This is a section of the Berlin Wall, displayed at an angle so that you can see the other side. This side, facing West Berlin, has graffiti. The other side does not. Given to Canada after the government hosted a summit of foreign ministers to sort out the details of a new Germany, it is now housed here at the War Museum, a fitting place. What strikes me is how thin it is.
The Fall of the Wall was the most momentous event of an eventful 1989 as the old shackles of Communism fell across eastern Europe and the Cold War thawed.
In its wake so many things seemed possible. But as we move into the final section of the War Museum, what came after the Cold War posed its own difficulties. President Bush spoke of a new world order, but new world disorder seems more apt.
The Persian Gulf War of 1990-91 included Canadian air and navy assets in a broad international coalition led by the United States, triggered when Iraq invaded its neighbour Kuwait. Operation Desert Shield became Operation Desert Storm, a near textbook example of how to successfully prosecute a war.
Canadian artist Ted Zuber, who had served in Korea and painted of his experiences there, went to war as a commissioned war artist, and several of his paintings are in the collection here, including this one, Loaders.
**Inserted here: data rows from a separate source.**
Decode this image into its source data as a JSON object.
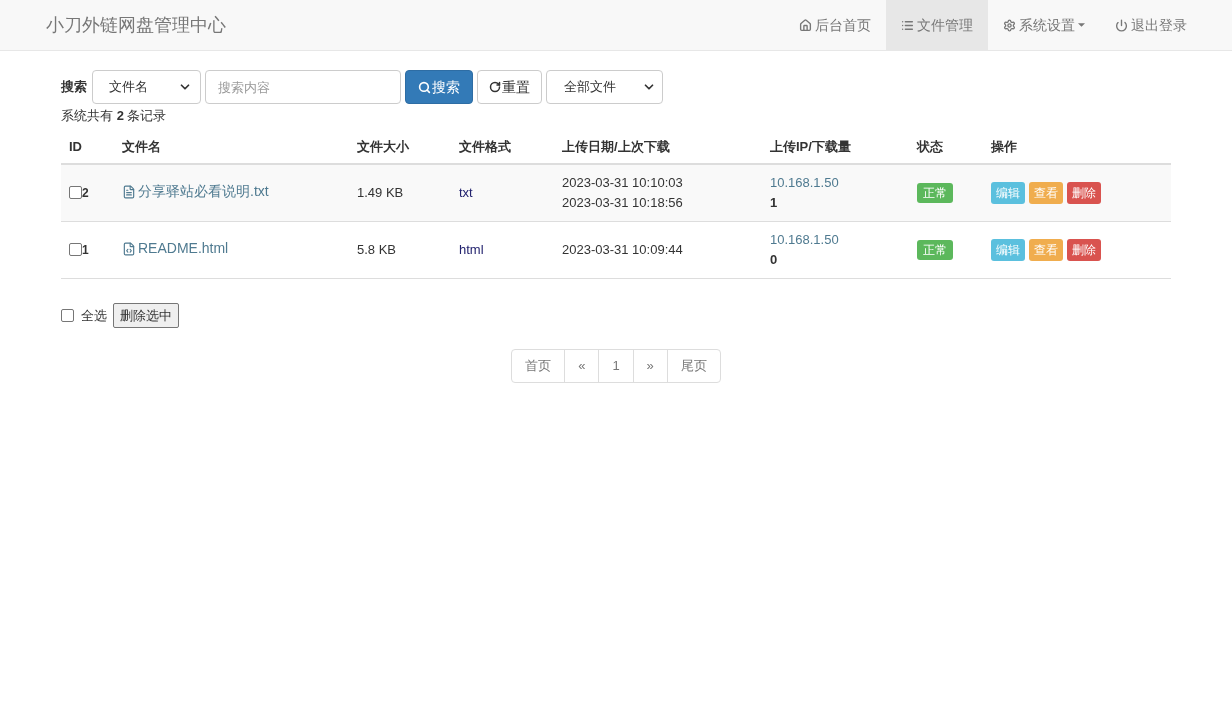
{
  "navbar": {
    "brand": "小刀外链网盘管理中心",
    "items": [
      {
        "label": "后台首页",
        "kind": "home",
        "selected": false,
        "dropdown": false
      },
      {
        "label": "文件管理",
        "kind": "list",
        "selected": true,
        "dropdown": false
      },
      {
        "label": "系统设置",
        "kind": "gear",
        "selected": false,
        "dropdown": true
      },
      {
        "label": "退出登录",
        "kind": "power",
        "selected": false,
        "dropdown": false
      }
    ]
  },
  "search": {
    "label": "搜索",
    "field_select": "文件名",
    "placeholder": "搜索内容",
    "search_button": "搜索",
    "reset_button": "重置",
    "type_select": "全部文件"
  },
  "record_count": "系统共有 **2** 条记录",
  "table": {
    "columns": [
      "ID",
      "文件名",
      "文件大小",
      "文件格式",
      "上传日期/上次下载",
      "上传IP/下载量",
      "状态",
      "操作"
    ],
    "rows": [
      {
        "checked": false,
        "id": "2",
        "kind": "text",
        "name": "分享驿站必看说明.txt",
        "size": "1.49 KB",
        "format": "txt",
        "dates": [
          "2023-03-31 10:10:03",
          "2023-03-31 10:18:56"
        ],
        "ip": "10.168.1.50",
        "downloads": "1",
        "status": {
          "kind": "ok",
          "label": "正常"
        },
        "actions": [
          {
            "kind": "info",
            "label": "编辑"
          },
          {
            "kind": "warning",
            "label": "查看"
          },
          {
            "kind": "danger",
            "label": "删除"
          }
        ]
      },
      {
        "checked": false,
        "id": "1",
        "kind": "code",
        "name": "README.html",
        "size": "5.8 KB",
        "format": "html",
        "dates": [
          "2023-03-31 10:09:44"
        ],
        "ip": "10.168.1.50",
        "downloads": "0",
        "status": {
          "kind": "ok",
          "label": "正常"
        },
        "actions": [
          {
            "kind": "info",
            "label": "编辑"
          },
          {
            "kind": "warning",
            "label": "查看"
          },
          {
            "kind": "danger",
            "label": "删除"
          }
        ]
      }
    ]
  },
  "bulk": {
    "select_all_label": "全选",
    "select_all_checked": false,
    "delete_button": "删除选中"
  },
  "pagination": [
    {
      "label": "首页",
      "selected": false
    },
    {
      "label": "«",
      "selected": false
    },
    {
      "label": "1",
      "selected": false
    },
    {
      "label": "»",
      "selected": false
    },
    {
      "label": "尾页",
      "selected": false
    }
  ]
}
Canadians have taken part in other international operations during this era, including in Somalia, where the forces did not distinguish themselves (an airborne regiment of the period was disbanded because of members involved in the beating death of a Somali teenager, an episode that is examined here). But on a longer term scale, the Navy has been part of the regular operations against Somali pirates. Weapons confiscated from those pirates are displayed here.
Canadian forces also took part in operations in the former Yugoslavia as that country descended into multiple layers of civil war. Major-General Lewis Mackenzie commanded UN forces at Sarajevo.
And here is his flak jacket.
Yugoslavia, however, would prove to be a harder mission than peacekeeping would entail, and force would be required.
My garden wall is thicker than that - though I hope the gate is more welcoming.ReplyDelete
"All we are saying is give peace a chance" ... ☮️ 🕊️ ✌️ReplyDelete
It wasn't the thickness of the wall that was decisive, but the mines, tank ditches and dogs behind it, and the armed soldiers in the watchtowers along the wall.ReplyDelete
History is close and close to our days...ReplyDelete
It is cause for reflection, and disbelief, that one US president advocated for the removal of a wall dividing people, and another US president is doing his best to construct a wall to divide people. i have no doubt who history will judge most kindly.ReplyDelete
@John: no doubt.ReplyDelete
@Jan: that is true.
@Italiafinlandia: and all the closer.
@David: I agree.
Our hopes for a united and peaceful world after the fall of the Berlin Wall seem a long way away.ReplyDelete
People were so hopeful with the fall of the Berlin Wall... Many years later prejudice still exists in that part of the world.ReplyDelete
I remember when the Berlin Wall fell. It was a momentous time.ReplyDelete
Things never really change do they?ReplyDelete
Yugoslavia slipped from my mind. It was very, very nasty.ReplyDelete
...I remember well when the wall came down!ReplyDelete
It's hard to believe that it has benn 31 years since the wall came down.ReplyDelete
@DJan: it was indeed.
@RedPat: not quite.
@Red: that it was.
@Tom: it was quite an event.
@Bill: it seems like yesterday.
I remember when the wall came down, it was a happy time.
Take care, have a great new week!
Some crazy looking weapons.ReplyDelete
Wow nice to read this history!It was a terrible time the cold war!Glad we are into a new world as you say!ReplyDelete
that was a day to remember ~ wonderful tribute photos ~ Wall does look a little thin ~ReplyDelete
Live with love each moment,
A ShutterBug Explores,
aka (A Creative Harbor)
The fall of that Wall was certainly a momentous time!ReplyDelete
A great exhibition to remember such a moment in history.ReplyDelete
When will the human race learn that war and brutality is not the way to live?
The world needs to break down all walls and fences and live as one!ReplyDelete
I remember the fall of the wall. I remember East Germans escaping over it, or not.ReplyDelete
The wall coming down was a start but we have a long way to go, if ever, before more peaceful times ✨ReplyDelete
@Eileen: it was momentous.ReplyDelete
@Carol: and yet it held back a lot.
@Marie: it was, yes.
@Gemel: if only.
@Magiceye: well said.
@Joanne: it left an impression.
@Grace: that's true.
THis is fascinating, William. I'm sure glad that was a long wall because now there are a lot of pieces of it everywhere so people can see it and really process and think about what that meant.ReplyDelete
I was looking at another blog yesterday with a section of it, at the Reagan Library.Delete